**DATA TO EXAMINE**:

»»

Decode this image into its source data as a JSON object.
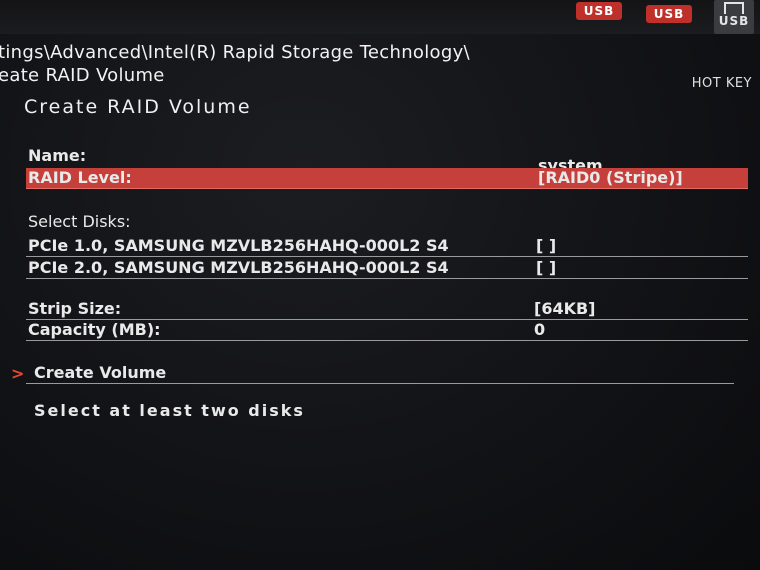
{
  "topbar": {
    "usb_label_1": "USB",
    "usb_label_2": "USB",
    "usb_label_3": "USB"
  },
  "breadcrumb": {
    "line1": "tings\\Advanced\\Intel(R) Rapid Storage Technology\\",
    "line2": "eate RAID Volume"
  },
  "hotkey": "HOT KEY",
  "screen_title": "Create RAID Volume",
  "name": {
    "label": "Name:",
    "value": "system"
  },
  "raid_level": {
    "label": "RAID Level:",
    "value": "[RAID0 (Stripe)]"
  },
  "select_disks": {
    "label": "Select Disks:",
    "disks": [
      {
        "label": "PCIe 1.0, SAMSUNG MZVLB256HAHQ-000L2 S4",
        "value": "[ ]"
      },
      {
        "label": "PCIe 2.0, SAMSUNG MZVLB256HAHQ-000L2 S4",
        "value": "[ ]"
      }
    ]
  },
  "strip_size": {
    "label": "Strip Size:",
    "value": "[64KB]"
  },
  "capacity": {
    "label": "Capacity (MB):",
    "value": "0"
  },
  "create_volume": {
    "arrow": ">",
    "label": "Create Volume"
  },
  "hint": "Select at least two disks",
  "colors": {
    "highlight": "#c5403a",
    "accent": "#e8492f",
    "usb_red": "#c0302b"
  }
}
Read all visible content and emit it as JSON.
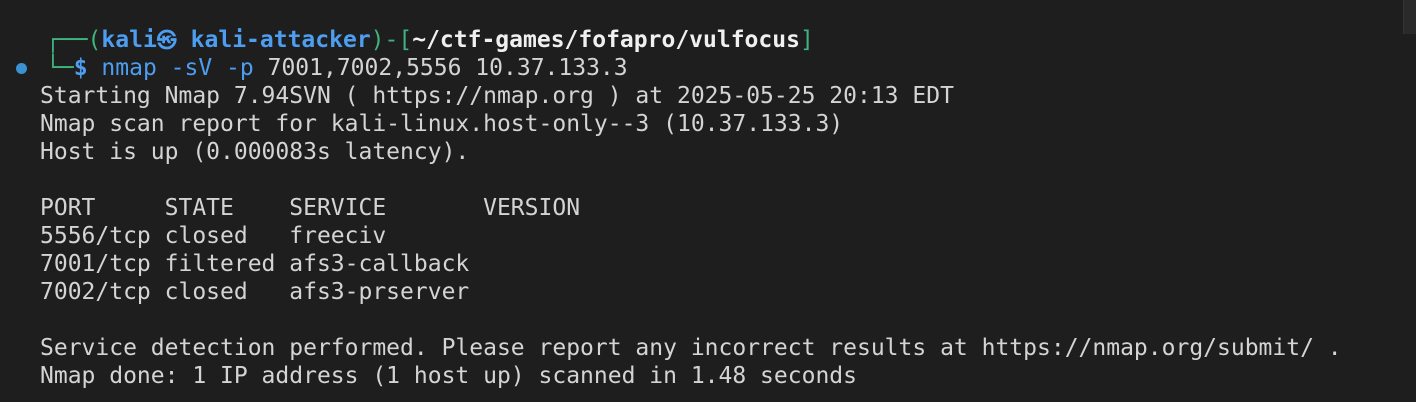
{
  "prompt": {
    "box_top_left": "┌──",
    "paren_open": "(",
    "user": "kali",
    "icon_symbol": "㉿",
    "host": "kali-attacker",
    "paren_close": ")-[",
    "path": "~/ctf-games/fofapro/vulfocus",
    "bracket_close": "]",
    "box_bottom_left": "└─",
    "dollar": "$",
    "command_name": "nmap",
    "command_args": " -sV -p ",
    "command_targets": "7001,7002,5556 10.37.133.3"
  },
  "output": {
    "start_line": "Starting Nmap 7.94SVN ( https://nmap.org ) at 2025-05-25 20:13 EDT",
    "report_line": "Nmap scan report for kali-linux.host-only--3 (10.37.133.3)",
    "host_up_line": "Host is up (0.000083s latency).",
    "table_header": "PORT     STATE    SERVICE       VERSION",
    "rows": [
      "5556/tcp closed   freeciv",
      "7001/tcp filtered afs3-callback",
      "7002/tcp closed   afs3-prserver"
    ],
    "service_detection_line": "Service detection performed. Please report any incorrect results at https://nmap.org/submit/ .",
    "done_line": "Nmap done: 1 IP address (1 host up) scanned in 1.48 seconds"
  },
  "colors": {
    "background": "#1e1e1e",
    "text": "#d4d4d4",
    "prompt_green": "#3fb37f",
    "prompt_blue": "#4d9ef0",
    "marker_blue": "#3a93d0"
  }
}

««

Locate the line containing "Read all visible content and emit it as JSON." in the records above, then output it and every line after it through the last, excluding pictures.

**PROBLEM SOLUTION**:
Read all visible content and emit it as JSON.
{
  "prompt": {
    "box_top_left": "┌──",
    "paren_open": "(",
    "user": "kali",
    "icon_symbol": "㉿",
    "host": "kali-attacker",
    "paren_close": ")-[",
    "path": "~/ctf-games/fofapro/vulfocus",
    "bracket_close": "]",
    "box_bottom_left": "└─",
    "dollar": "$",
    "command_name": "nmap",
    "command_args": " -sV -p ",
    "command_targets": "7001,7002,5556 10.37.133.3"
  },
  "output": {
    "start_line": "Starting Nmap 7.94SVN ( https://nmap.org ) at 2025-05-25 20:13 EDT",
    "report_line": "Nmap scan report for kali-linux.host-only--3 (10.37.133.3)",
    "host_up_line": "Host is up (0.000083s latency).",
    "table_header": "PORT     STATE    SERVICE       VERSION",
    "rows": [
      "5556/tcp closed   freeciv",
      "7001/tcp filtered afs3-callback",
      "7002/tcp closed   afs3-prserver"
    ],
    "service_detection_line": "Service detection performed. Please report any incorrect results at https://nmap.org/submit/ .",
    "done_line": "Nmap done: 1 IP address (1 host up) scanned in 1.48 seconds"
  },
  "colors": {
    "background": "#1e1e1e",
    "text": "#d4d4d4",
    "prompt_green": "#3fb37f",
    "prompt_blue": "#4d9ef0",
    "marker_blue": "#3a93d0"
  }
}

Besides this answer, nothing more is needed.